WHAT IS EXPECTED: Each entry must appear in the answer exactly as written.
═════ MATERIAL TO PROCESS
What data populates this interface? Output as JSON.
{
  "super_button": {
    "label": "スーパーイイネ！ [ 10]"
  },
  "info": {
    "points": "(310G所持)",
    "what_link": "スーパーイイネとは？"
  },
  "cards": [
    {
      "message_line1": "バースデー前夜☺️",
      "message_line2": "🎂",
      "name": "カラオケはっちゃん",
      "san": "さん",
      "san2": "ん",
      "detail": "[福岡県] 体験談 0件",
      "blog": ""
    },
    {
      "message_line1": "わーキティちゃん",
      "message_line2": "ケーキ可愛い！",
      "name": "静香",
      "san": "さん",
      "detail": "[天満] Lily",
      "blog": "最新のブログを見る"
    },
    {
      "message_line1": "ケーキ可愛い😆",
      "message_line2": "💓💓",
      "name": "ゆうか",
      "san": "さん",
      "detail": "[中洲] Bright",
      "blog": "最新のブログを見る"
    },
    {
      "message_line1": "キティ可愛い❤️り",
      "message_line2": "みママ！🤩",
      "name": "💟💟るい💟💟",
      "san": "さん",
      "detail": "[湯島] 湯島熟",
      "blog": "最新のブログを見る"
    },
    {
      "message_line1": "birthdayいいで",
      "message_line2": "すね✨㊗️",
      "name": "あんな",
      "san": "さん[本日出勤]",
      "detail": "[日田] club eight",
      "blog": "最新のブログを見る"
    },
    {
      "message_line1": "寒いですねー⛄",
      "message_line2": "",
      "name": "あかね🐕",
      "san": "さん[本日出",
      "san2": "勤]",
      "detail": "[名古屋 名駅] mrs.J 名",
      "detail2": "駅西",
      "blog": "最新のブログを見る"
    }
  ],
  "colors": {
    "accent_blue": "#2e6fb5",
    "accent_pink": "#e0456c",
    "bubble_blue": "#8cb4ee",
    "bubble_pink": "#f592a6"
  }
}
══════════
ANSWER TO THE PROBLEM:
What data populates this interface? Output as JSON.
{
  "super_button": {
    "label": "スーパーイイネ！ [ 10]"
  },
  "info": {
    "points": "(310G所持)",
    "what_link": "スーパーイイネとは？"
  },
  "cards": [
    {
      "message_line1": "バースデー前夜☺️",
      "message_line2": "🎂",
      "name": "カラオケはっちゃん",
      "san": "さん",
      "san2": "ん",
      "detail": "[福岡県] 体験談 0件",
      "blog": ""
    },
    {
      "message_line1": "わーキティちゃん",
      "message_line2": "ケーキ可愛い！",
      "name": "静香",
      "san": "さん",
      "detail": "[天満] Lily",
      "blog": "最新のブログを見る"
    },
    {
      "message_line1": "ケーキ可愛い😆",
      "message_line2": "💓💓",
      "name": "ゆうか",
      "san": "さん",
      "detail": "[中洲] Bright",
      "blog": "最新のブログを見る"
    },
    {
      "message_line1": "キティ可愛い❤️り",
      "message_line2": "みママ！🤩",
      "name": "💟💟るい💟💟",
      "san": "さん",
      "detail": "[湯島] 湯島熟",
      "blog": "最新のブログを見る"
    },
    {
      "message_line1": "birthdayいいで",
      "message_line2": "すね✨㊗️",
      "name": "あんな",
      "san": "さん[本日出勤]",
      "detail": "[日田] club eight",
      "blog": "最新のブログを見る"
    },
    {
      "message_line1": "寒いですねー⛄",
      "message_line2": "",
      "name": "あかね🐕",
      "san": "さん[本日出",
      "san2": "勤]",
      "detail": "[名古屋 名駅] mrs.J 名",
      "detail2": "駅西",
      "blog": "最新のブログを見る"
    }
  ],
  "colors": {
    "accent_blue": "#2e6fb5",
    "accent_pink": "#e0456c",
    "bubble_blue": "#8cb4ee",
    "bubble_pink": "#f592a6"
  }
}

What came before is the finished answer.